## [Work to be completed]
Give back all the data exactly as it was written.

## [Data section]
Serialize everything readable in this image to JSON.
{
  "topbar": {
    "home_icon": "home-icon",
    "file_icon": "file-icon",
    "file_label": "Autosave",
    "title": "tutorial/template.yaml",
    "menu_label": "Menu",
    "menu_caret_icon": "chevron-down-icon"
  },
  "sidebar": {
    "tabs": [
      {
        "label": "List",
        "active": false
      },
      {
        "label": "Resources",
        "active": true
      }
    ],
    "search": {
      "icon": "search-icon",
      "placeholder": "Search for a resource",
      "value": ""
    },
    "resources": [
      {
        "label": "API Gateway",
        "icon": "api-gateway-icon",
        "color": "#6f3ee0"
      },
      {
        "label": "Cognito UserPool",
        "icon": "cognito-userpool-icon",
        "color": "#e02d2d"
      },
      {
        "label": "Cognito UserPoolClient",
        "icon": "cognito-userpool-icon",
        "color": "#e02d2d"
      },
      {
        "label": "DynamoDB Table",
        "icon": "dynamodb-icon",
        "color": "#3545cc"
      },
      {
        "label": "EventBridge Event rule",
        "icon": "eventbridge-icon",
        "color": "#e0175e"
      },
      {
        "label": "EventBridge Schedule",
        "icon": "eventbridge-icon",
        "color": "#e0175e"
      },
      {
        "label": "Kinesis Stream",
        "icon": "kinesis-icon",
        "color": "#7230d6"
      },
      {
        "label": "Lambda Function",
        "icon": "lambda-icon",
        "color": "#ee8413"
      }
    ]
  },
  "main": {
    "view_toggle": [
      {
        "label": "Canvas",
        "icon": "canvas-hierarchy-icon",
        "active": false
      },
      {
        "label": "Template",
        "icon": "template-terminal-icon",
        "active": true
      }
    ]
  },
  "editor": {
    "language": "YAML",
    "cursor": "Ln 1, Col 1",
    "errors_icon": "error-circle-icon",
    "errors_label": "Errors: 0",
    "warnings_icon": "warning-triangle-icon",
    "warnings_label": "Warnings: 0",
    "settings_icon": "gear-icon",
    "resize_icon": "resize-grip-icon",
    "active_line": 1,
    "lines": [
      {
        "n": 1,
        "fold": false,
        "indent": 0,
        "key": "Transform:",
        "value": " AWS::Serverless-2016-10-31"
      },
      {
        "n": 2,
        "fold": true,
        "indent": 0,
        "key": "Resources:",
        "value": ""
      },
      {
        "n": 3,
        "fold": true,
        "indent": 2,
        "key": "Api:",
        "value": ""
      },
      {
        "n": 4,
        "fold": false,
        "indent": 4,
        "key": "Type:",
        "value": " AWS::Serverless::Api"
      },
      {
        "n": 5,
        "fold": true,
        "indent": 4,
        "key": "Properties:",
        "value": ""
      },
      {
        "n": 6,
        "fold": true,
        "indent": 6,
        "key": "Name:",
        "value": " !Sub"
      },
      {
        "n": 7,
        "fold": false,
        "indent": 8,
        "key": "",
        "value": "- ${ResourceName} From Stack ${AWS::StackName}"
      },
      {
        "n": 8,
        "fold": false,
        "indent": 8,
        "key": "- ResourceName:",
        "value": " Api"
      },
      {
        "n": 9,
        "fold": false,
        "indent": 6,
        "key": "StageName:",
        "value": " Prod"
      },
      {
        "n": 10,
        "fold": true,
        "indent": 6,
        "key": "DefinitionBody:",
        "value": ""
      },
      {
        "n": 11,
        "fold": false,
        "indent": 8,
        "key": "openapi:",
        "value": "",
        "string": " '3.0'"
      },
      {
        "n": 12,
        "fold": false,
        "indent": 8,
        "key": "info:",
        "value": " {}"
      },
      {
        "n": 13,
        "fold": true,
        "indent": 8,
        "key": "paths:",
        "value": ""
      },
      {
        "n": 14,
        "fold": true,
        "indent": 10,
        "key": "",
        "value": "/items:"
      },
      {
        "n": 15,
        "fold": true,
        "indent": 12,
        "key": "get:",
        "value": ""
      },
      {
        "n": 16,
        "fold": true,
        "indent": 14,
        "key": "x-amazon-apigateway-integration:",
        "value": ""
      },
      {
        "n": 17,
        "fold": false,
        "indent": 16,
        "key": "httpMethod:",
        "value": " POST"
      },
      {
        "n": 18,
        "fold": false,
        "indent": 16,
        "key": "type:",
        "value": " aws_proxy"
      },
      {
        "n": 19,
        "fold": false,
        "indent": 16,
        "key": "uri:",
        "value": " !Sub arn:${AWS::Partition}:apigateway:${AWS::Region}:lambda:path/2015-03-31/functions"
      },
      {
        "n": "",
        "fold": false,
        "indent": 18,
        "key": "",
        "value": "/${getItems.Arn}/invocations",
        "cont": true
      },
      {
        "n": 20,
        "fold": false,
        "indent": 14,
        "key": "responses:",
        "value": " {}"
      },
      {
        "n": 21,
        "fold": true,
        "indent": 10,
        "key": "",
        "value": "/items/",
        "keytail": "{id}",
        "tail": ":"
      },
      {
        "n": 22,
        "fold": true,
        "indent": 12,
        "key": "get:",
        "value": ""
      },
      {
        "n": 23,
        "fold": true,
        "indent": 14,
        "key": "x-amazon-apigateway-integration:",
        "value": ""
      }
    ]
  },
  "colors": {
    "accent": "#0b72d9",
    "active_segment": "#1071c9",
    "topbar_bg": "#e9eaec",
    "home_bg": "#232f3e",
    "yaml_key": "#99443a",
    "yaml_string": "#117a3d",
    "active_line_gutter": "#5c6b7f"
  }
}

## [Task solution]
Serialize everything readable in this image to JSON.
{
  "topbar": {
    "home_icon": "home-icon",
    "file_icon": "file-icon",
    "file_label": "Autosave",
    "title": "tutorial/template.yaml",
    "menu_label": "Menu",
    "menu_caret_icon": "chevron-down-icon"
  },
  "sidebar": {
    "tabs": [
      {
        "label": "List",
        "active": false
      },
      {
        "label": "Resources",
        "active": true
      }
    ],
    "search": {
      "icon": "search-icon",
      "placeholder": "Search for a resource",
      "value": ""
    },
    "resources": [
      {
        "label": "API Gateway",
        "icon": "api-gateway-icon",
        "color": "#6f3ee0"
      },
      {
        "label": "Cognito UserPool",
        "icon": "cognito-userpool-icon",
        "color": "#e02d2d"
      },
      {
        "label": "Cognito UserPoolClient",
        "icon": "cognito-userpool-icon",
        "color": "#e02d2d"
      },
      {
        "label": "DynamoDB Table",
        "icon": "dynamodb-icon",
        "color": "#3545cc"
      },
      {
        "label": "EventBridge Event rule",
        "icon": "eventbridge-icon",
        "color": "#e0175e"
      },
      {
        "label": "EventBridge Schedule",
        "icon": "eventbridge-icon",
        "color": "#e0175e"
      },
      {
        "label": "Kinesis Stream",
        "icon": "kinesis-icon",
        "color": "#7230d6"
      },
      {
        "label": "Lambda Function",
        "icon": "lambda-icon",
        "color": "#ee8413"
      }
    ]
  },
  "main": {
    "view_toggle": [
      {
        "label": "Canvas",
        "icon": "canvas-hierarchy-icon",
        "active": false
      },
      {
        "label": "Template",
        "icon": "template-terminal-icon",
        "active": true
      }
    ]
  },
  "editor": {
    "language": "YAML",
    "cursor": "Ln 1, Col 1",
    "errors_icon": "error-circle-icon",
    "errors_label": "Errors: 0",
    "warnings_icon": "warning-triangle-icon",
    "warnings_label": "Warnings: 0",
    "settings_icon": "gear-icon",
    "resize_icon": "resize-grip-icon",
    "active_line": 1,
    "lines": [
      {
        "n": 1,
        "fold": false,
        "indent": 0,
        "key": "Transform:",
        "value": " AWS::Serverless-2016-10-31"
      },
      {
        "n": 2,
        "fold": true,
        "indent": 0,
        "key": "Resources:",
        "value": ""
      },
      {
        "n": 3,
        "fold": true,
        "indent": 2,
        "key": "Api:",
        "value": ""
      },
      {
        "n": 4,
        "fold": false,
        "indent": 4,
        "key": "Type:",
        "value": " AWS::Serverless::Api"
      },
      {
        "n": 5,
        "fold": true,
        "indent": 4,
        "key": "Properties:",
        "value": ""
      },
      {
        "n": 6,
        "fold": true,
        "indent": 6,
        "key": "Name:",
        "value": " !Sub"
      },
      {
        "n": 7,
        "fold": false,
        "indent": 8,
        "key": "",
        "value": "- ${ResourceName} From Stack ${AWS::StackName}"
      },
      {
        "n": 8,
        "fold": false,
        "indent": 8,
        "key": "- ResourceName:",
        "value": " Api"
      },
      {
        "n": 9,
        "fold": false,
        "indent": 6,
        "key": "StageName:",
        "value": " Prod"
      },
      {
        "n": 10,
        "fold": true,
        "indent": 6,
        "key": "DefinitionBody:",
        "value": ""
      },
      {
        "n": 11,
        "fold": false,
        "indent": 8,
        "key": "openapi:",
        "value": "",
        "string": " '3.0'"
      },
      {
        "n": 12,
        "fold": false,
        "indent": 8,
        "key": "info:",
        "value": " {}"
      },
      {
        "n": 13,
        "fold": true,
        "indent": 8,
        "key": "paths:",
        "value": ""
      },
      {
        "n": 14,
        "fold": true,
        "indent": 10,
        "key": "",
        "value": "/items:"
      },
      {
        "n": 15,
        "fold": true,
        "indent": 12,
        "key": "get:",
        "value": ""
      },
      {
        "n": 16,
        "fold": true,
        "indent": 14,
        "key": "x-amazon-apigateway-integration:",
        "value": ""
      },
      {
        "n": 17,
        "fold": false,
        "indent": 16,
        "key": "httpMethod:",
        "value": " POST"
      },
      {
        "n": 18,
        "fold": false,
        "indent": 16,
        "key": "type:",
        "value": " aws_proxy"
      },
      {
        "n": 19,
        "fold": false,
        "indent": 16,
        "key": "uri:",
        "value": " !Sub arn:${AWS::Partition}:apigateway:${AWS::Region}:lambda:path/2015-03-31/functions"
      },
      {
        "n": "",
        "fold": false,
        "indent": 18,
        "key": "",
        "value": "/${getItems.Arn}/invocations",
        "cont": true
      },
      {
        "n": 20,
        "fold": false,
        "indent": 14,
        "key": "responses:",
        "value": " {}"
      },
      {
        "n": 21,
        "fold": true,
        "indent": 10,
        "key": "",
        "value": "/items/",
        "keytail": "{id}",
        "tail": ":"
      },
      {
        "n": 22,
        "fold": true,
        "indent": 12,
        "key": "get:",
        "value": ""
      },
      {
        "n": 23,
        "fold": true,
        "indent": 14,
        "key": "x-amazon-apigateway-integration:",
        "value": ""
      }
    ]
  },
  "colors": {
    "accent": "#0b72d9",
    "active_segment": "#1071c9",
    "topbar_bg": "#e9eaec",
    "home_bg": "#232f3e",
    "yaml_key": "#99443a",
    "yaml_string": "#117a3d",
    "active_line_gutter": "#5c6b7f"
  }
}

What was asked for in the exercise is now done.